YOUR GOAL: The range to reproduce runs from the line containing "What data populates" through the last line of the listing below; give exactly those lines and no others.

DATA RECORDS:
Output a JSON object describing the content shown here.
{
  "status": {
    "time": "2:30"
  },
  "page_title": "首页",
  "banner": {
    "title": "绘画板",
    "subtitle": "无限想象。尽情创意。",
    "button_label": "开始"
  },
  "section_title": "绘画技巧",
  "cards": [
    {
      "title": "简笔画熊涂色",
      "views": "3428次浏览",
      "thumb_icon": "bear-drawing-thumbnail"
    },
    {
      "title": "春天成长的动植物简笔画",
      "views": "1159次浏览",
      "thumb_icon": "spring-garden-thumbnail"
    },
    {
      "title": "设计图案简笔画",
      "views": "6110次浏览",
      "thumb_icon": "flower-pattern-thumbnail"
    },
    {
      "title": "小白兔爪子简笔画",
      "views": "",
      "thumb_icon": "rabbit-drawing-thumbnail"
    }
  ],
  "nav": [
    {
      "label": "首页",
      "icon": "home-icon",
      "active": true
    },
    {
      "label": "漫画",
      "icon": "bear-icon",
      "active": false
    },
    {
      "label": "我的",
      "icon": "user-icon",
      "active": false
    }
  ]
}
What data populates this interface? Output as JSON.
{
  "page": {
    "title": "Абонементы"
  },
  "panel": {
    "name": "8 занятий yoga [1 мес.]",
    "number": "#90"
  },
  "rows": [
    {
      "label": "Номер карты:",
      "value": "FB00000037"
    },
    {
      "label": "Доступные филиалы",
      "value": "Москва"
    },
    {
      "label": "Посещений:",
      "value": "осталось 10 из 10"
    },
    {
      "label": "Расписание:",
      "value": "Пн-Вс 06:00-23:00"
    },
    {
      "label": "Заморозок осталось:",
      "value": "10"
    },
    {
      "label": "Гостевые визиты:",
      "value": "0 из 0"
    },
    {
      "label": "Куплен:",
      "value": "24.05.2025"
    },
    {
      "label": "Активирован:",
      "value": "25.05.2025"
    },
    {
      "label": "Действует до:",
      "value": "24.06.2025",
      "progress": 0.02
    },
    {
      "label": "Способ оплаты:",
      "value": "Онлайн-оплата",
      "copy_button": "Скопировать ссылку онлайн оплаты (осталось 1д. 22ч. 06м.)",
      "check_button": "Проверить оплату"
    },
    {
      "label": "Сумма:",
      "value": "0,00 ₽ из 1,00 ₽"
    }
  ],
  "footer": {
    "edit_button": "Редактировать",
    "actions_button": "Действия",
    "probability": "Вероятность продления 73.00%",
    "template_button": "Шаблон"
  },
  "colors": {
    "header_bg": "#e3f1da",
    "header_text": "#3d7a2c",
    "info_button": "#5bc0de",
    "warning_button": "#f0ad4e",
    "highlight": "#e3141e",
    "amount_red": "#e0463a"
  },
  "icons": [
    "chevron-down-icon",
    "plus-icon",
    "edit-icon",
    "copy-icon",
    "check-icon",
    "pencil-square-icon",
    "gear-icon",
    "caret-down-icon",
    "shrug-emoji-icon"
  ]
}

EXERCISE RESPONSE:
What data populates this interface? Output as JSON.
{
  "page": {
    "title": "Абонементы"
  },
  "panel": {
    "name": "8 занятий yoga [1 мес.]",
    "number": "#90"
  },
  "rows": [
    {
      "label": "Номер карты:",
      "value": "FB00000037"
    },
    {
      "label": "Доступные филиалы",
      "value": "Москва"
    },
    {
      "label": "Посещений:",
      "value": "осталось 10 из 10"
    },
    {
      "label": "Расписание:",
      "value": "Пн-Вс 06:00-23:00"
    },
    {
      "label": "Заморозок осталось:",
      "value": "10"
    },
    {
      "label": "Гостевые визиты:",
      "value": "0 из 0"
    },
    {
      "label": "Куплен:",
      "value": "24.05.2025"
    },
    {
      "label": "Активирован:",
      "value": "25.05.2025"
    },
    {
      "label": "Действует до:",
      "value": "24.06.2025",
      "progress": 0.02
    },
    {
      "label": "Способ оплаты:",
      "value": "Онлайн-оплата",
      "copy_button": "Скопировать ссылку онлайн оплаты (осталось 1д. 22ч. 06м.)",
      "check_button": "Проверить оплату"
    },
    {
      "label": "Сумма:",
      "value": "0,00 ₽ из 1,00 ₽"
    }
  ],
  "footer": {
    "edit_button": "Редактировать",
    "actions_button": "Действия",
    "probability": "Вероятность продления 73.00%",
    "template_button": "Шаблон"
  },
  "colors": {
    "header_bg": "#e3f1da",
    "header_text": "#3d7a2c",
    "info_button": "#5bc0de",
    "warning_button": "#f0ad4e",
    "highlight": "#e3141e",
    "amount_red": "#e0463a"
  },
  "icons": [
    "chevron-down-icon",
    "plus-icon",
    "edit-icon",
    "copy-icon",
    "check-icon",
    "pencil-square-icon",
    "gear-icon",
    "caret-down-icon",
    "shrug-emoji-icon"
  ]
}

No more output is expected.